> _About this exercise_
Your task is to gather the lines below that hold the string "General".

> _Source material_
■ ■ ■ ■ ■ ■ ■

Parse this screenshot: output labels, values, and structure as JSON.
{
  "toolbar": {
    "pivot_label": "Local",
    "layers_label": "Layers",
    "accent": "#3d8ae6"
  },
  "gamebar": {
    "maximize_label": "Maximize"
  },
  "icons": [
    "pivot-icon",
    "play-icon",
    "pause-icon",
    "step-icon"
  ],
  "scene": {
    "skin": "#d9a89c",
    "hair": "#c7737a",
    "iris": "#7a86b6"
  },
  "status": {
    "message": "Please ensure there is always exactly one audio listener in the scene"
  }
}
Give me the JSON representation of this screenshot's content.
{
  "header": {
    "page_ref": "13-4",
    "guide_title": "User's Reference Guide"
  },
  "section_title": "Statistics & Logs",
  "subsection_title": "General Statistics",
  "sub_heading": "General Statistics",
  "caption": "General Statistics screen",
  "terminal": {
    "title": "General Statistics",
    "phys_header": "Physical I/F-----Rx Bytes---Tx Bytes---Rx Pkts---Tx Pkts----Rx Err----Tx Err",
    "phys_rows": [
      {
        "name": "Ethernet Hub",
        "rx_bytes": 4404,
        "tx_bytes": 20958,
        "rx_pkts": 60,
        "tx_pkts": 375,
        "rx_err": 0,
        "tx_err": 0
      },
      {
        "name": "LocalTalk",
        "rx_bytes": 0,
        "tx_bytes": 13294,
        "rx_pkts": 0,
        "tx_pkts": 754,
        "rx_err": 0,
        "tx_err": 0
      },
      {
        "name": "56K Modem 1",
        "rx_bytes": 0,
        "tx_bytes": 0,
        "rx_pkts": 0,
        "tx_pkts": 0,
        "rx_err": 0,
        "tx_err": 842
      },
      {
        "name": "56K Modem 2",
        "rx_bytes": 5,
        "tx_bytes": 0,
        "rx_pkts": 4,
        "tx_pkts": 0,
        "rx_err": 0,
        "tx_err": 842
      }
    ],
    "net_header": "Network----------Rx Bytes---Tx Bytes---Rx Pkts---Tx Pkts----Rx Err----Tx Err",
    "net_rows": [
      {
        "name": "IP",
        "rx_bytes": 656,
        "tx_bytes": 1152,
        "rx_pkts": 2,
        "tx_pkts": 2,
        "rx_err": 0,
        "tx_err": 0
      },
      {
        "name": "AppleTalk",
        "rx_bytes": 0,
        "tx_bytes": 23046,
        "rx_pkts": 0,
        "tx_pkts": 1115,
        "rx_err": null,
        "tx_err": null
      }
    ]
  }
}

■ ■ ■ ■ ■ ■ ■

> _Expected output_
  "subsection_title": "General Statistics",
  "sub_heading": "General Statistics",
  "caption": "General Statistics screen",
    "title": "General Statistics",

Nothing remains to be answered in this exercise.